The word 'brewis' is pronounced the same as 'bruise', you know, those things you were full of when you were a kid running around all day long playing Red Rover, or Hide and Seek, or Hopscotch, or... well, you know what I mean.
I spent Christmas in Costa Rica when I was 17. They have a Christmas treat that is akin to scrunchions. Pork fat that is cut into about 1" cubes and deep fried. I believe it was called chicharrón. It was phenomenally wicked!
"Fat-Back and Molasses" is a very old NL cookbook. The copy in this photo was my Mothers and it is well used; it is hard to make it look good in a photo! It was printed in 1974. It has been reprinted since and you can find it in local stores.

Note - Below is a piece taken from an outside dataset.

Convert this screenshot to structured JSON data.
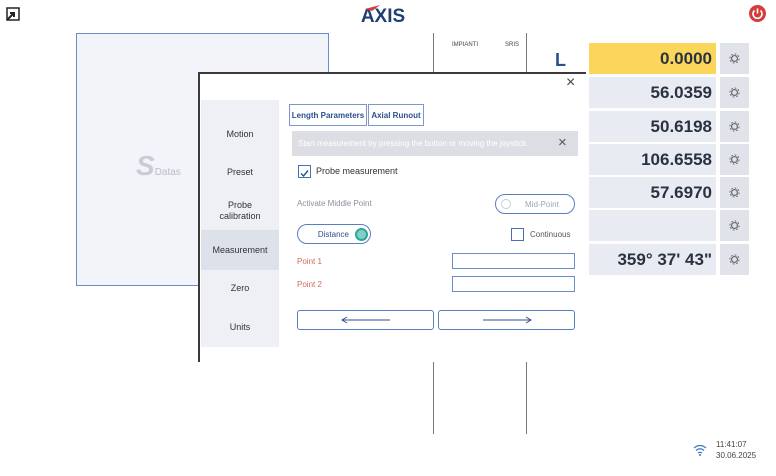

I highly recommend this cook book, especially if you want to know how to cook the way your Grandparents did. You can find recipes from Flipper Pie to Squirrel Cake. Now, I can't say I've ever had Squirrel Cake, but I wouldn't be opposed to it if it was a lean winter.

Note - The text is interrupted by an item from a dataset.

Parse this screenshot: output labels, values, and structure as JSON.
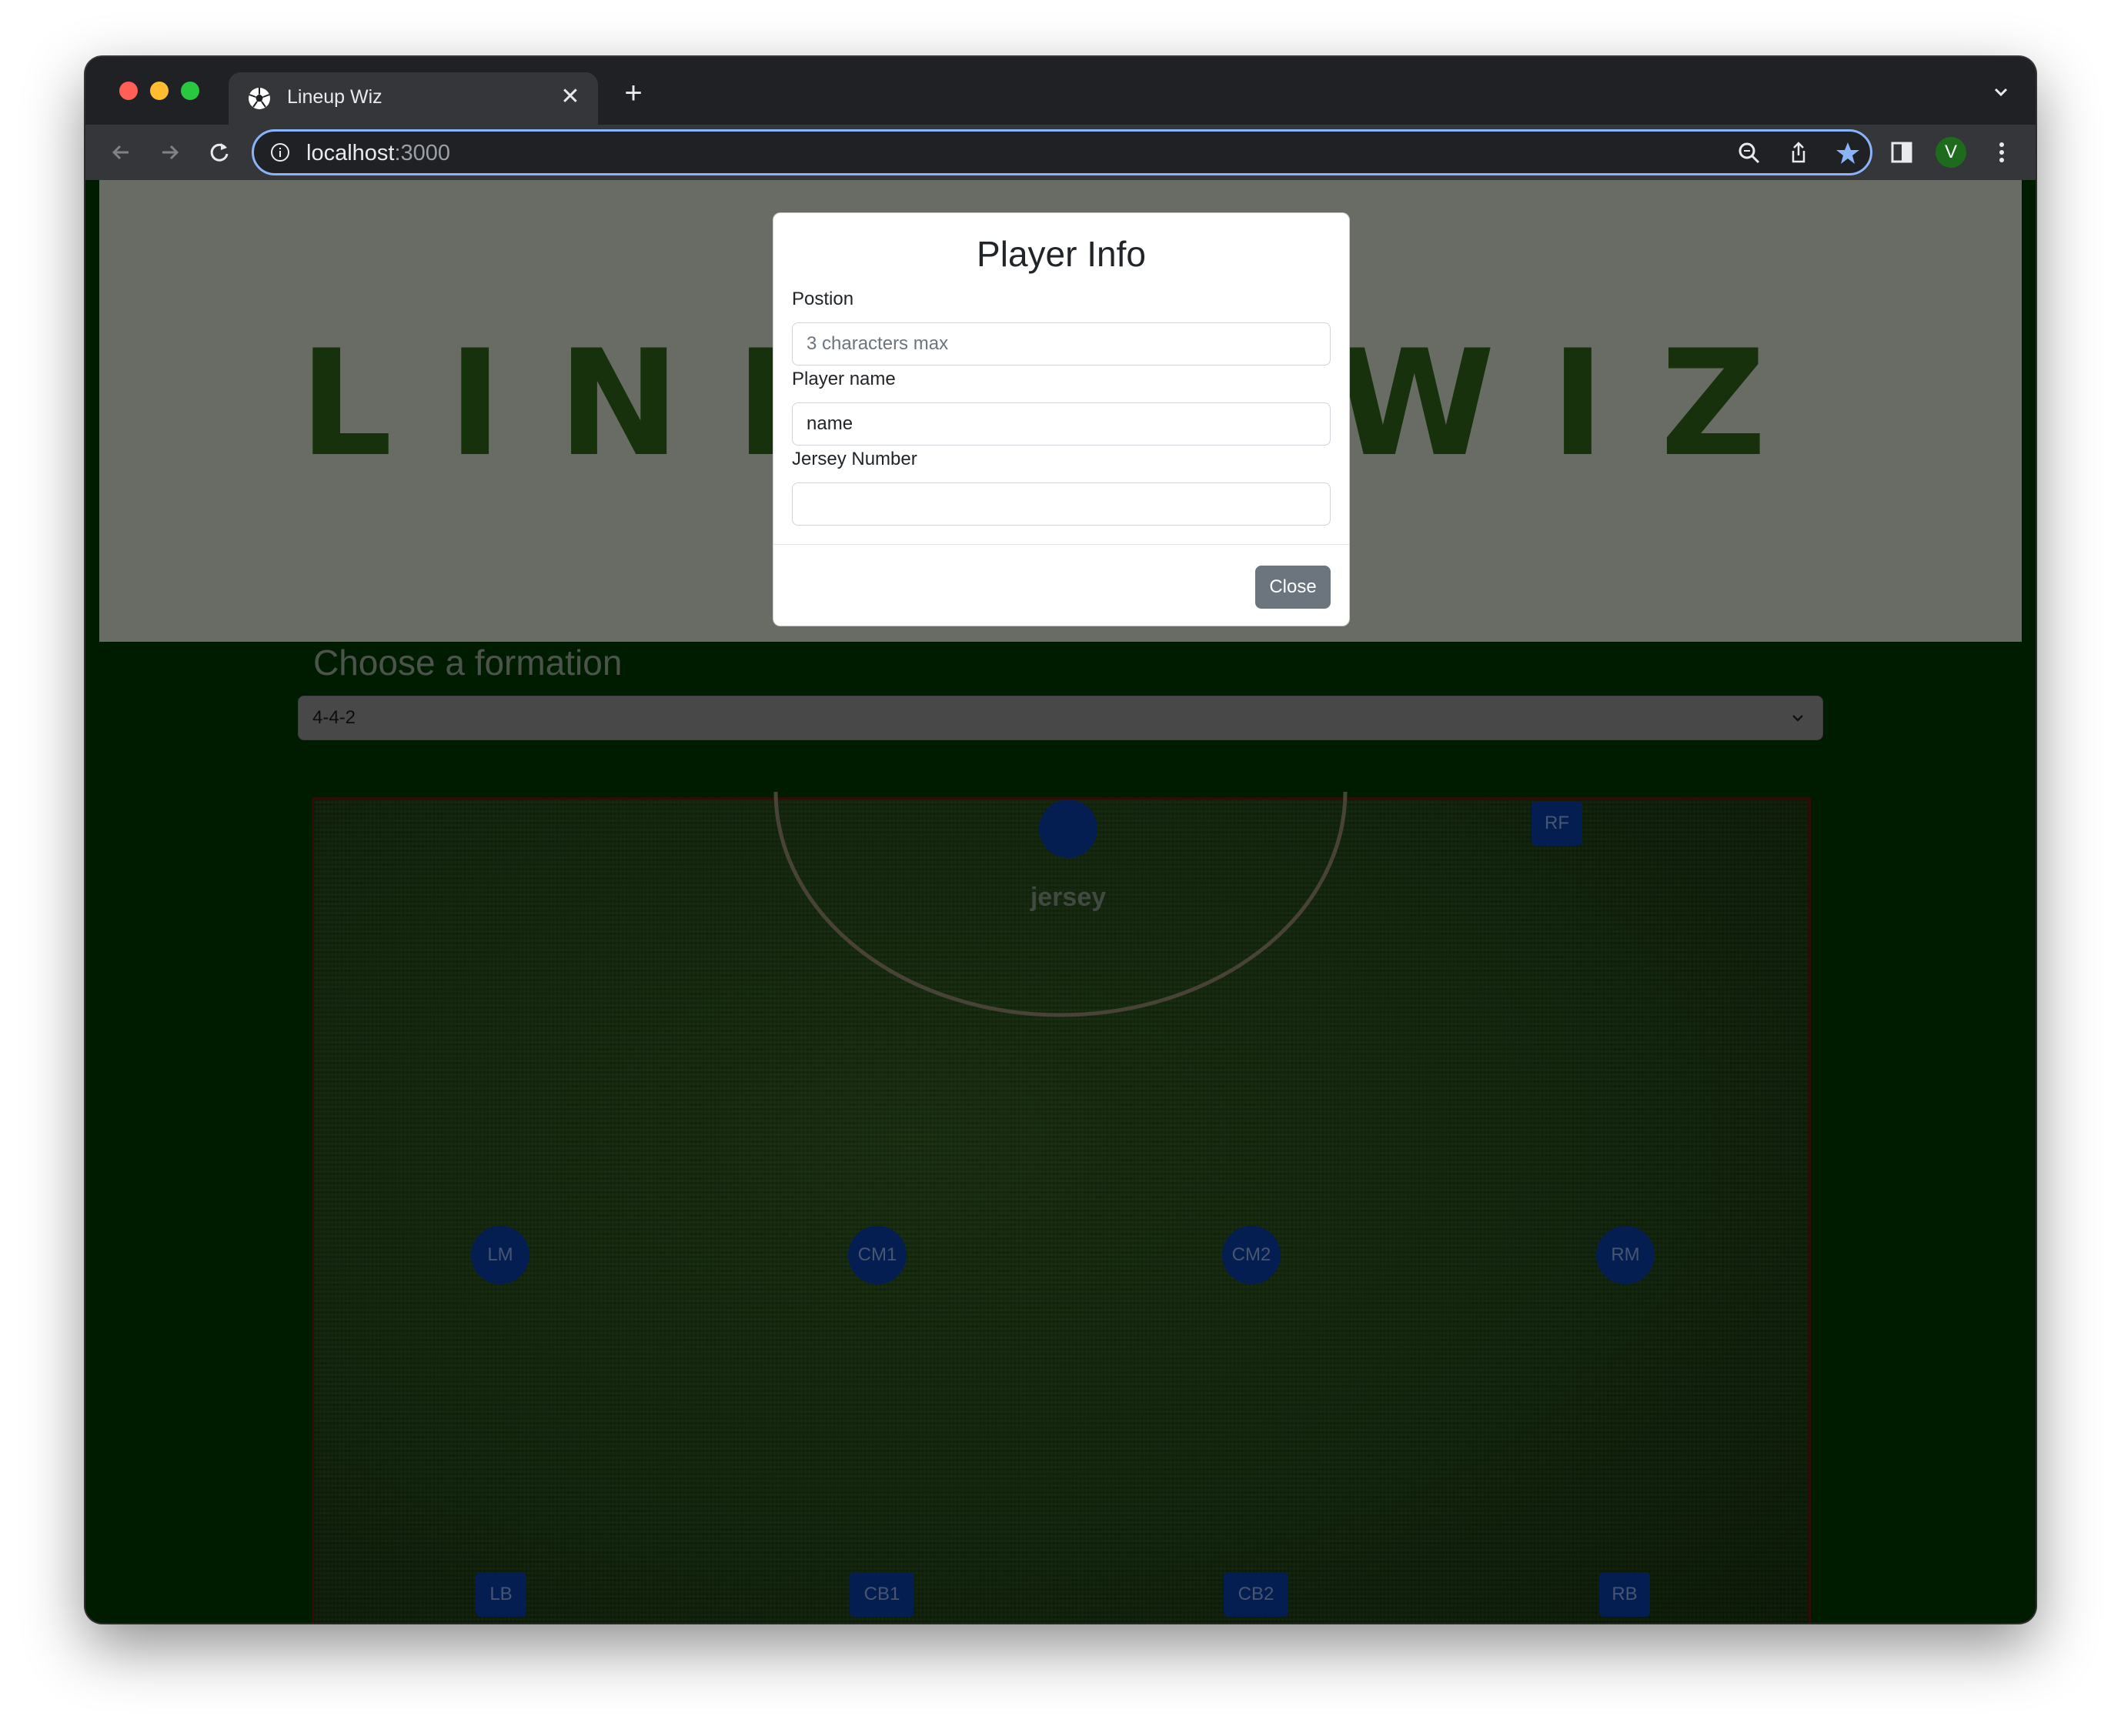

I don't use a recipe when I cook Fisherman's Brewis but I did pull out this cook book so I could write down one that seems reasonable. As with most cooking, the word 'depends' comes into play from time to time. If your fish is really salty, you may want to avoid putting salt in the brewis. I know some cooks that 'dilute' the scrunchion mixture with oil to give the arteries a bit of a break. I also know cooks who use fresh cod instead of salt cod. Fresh cod will do, in a pinch, but the texture of salt cod in Fisherman's Brewis is an essential part of it, in my opinion.
I have included the recipe below along with a printer-friendly version. Enjoy!